Beams of light and mist along the PCT near Snoqualmie Pass, Washington.
Where are my batteries?
I shuffled about, searched and researched the nooks and crannies of my car. Standing at the trailhead, my uncle waited patiently, pack loaded on his body, ready to begin our weeklong walk along the Pacific Crest Trail.
Reluctantly accepting the possibility that I somehow left them behind, I called the motel where we had spent the night. The woman at the front desk confirmed my dread. My camera batteries were at the hotel.
Last week I traveled to the Washington Cascades and hiked a section of the PCT with my uncle. Since I was a kid, we’ve been doing trips together each summer, usually backpacks on the PCT that work towards his goal of completing the entire 2,460 mile trail.
The night before we started out, I cleaned and organized my gear, jotted down some ideas and charged four batteries. I was prepared and excited to comfortably shoot an entire week on the trail. And I ended up forgetting the most crucial items to make it all happen. All I could do now was accept it and figure out a way to get the most from what power I had. I started walking.
After a day on the trail, I began to fall into a different rhythm. My shots were more deliberate, my connection and understanding of the weather, light and surroundings was keen, quiet and focused. Each time I saw something of interest, I paused and asked myself, “How does this connect to the greater scene? The story? The light? What do I want to say?” I learned to use my camera differently. I composed through the viewfinder before turning on my camera. I manually focused. I thought more. I even used my iPhone to take those must have snapshots of fun vacation moments. By the fourth day on the trail, my battery was half full; I might just make it.
The world of digital makes taking pictures easy. Technology has pushed the bounds of what cameras and post processing can see and do, so that we can document the world in every imaginable light. But photography isn’t about passively observing a scene and mindlessly recording it; we can do that with machines. Rather, it’s about listening, connecting and composing. Being limited in my capacity to photograph on the trail made me more conscious of my compositions, surroundings and how to best communicate what I felt. This brought me back to the pure, meditative essence of the art form.

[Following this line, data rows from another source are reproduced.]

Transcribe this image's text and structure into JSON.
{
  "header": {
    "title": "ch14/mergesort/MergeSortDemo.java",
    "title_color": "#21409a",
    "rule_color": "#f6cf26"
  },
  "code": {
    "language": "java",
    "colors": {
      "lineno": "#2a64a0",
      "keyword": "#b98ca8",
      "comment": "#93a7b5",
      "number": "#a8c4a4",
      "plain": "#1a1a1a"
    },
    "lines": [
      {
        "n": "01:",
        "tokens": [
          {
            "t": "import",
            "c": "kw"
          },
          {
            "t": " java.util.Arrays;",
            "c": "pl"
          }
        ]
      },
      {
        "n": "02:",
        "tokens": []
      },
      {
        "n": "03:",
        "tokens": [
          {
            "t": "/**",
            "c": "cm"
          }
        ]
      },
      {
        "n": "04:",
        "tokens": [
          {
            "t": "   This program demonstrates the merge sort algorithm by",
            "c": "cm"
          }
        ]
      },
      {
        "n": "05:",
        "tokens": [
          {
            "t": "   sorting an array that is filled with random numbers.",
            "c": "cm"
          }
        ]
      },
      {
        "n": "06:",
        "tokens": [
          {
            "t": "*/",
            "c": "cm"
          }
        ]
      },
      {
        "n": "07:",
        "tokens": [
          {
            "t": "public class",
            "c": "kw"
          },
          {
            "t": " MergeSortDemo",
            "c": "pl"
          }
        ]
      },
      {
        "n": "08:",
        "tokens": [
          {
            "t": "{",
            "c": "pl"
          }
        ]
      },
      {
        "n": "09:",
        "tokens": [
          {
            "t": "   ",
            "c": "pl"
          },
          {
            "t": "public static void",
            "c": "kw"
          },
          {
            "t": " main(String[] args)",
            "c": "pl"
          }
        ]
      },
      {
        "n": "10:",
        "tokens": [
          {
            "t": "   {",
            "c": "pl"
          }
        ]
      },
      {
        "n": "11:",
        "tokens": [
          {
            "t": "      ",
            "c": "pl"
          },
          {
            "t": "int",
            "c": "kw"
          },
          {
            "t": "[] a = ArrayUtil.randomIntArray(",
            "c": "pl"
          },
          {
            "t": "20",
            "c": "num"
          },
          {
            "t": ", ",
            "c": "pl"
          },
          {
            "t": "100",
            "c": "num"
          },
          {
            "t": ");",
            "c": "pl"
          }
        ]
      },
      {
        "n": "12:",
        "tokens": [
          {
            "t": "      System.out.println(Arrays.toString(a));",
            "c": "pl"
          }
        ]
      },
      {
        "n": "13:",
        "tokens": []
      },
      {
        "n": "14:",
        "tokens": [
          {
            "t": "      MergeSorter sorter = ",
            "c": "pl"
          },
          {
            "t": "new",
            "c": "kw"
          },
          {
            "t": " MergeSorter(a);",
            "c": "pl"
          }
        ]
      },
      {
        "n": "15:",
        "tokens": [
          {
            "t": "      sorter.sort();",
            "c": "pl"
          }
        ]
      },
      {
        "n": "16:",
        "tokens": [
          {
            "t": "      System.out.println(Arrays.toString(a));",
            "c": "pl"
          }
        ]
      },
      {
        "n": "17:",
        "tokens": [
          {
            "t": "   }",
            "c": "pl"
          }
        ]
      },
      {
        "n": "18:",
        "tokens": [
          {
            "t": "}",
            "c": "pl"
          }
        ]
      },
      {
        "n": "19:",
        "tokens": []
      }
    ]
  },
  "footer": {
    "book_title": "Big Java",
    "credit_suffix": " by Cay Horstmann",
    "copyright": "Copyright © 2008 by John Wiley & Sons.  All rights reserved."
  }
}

Enjoying a warm meal in a nearby town after we walked out of the mountains, I reached for my camera to scan some of my trip photos. I turned it on and the screen illuminated. I had made it a week with one battery and found new energy in the process.
Final afternoon light streams through the Cascades.
Starry bed along the PCT.
Morning light breaks through storm clouds at Woptus Lake along the PCT, Washington.
Life anew. A nurse tree provides a fertile environment for the next generation.
A washed out section of trail along the PCT near Stevens Pass, Washington.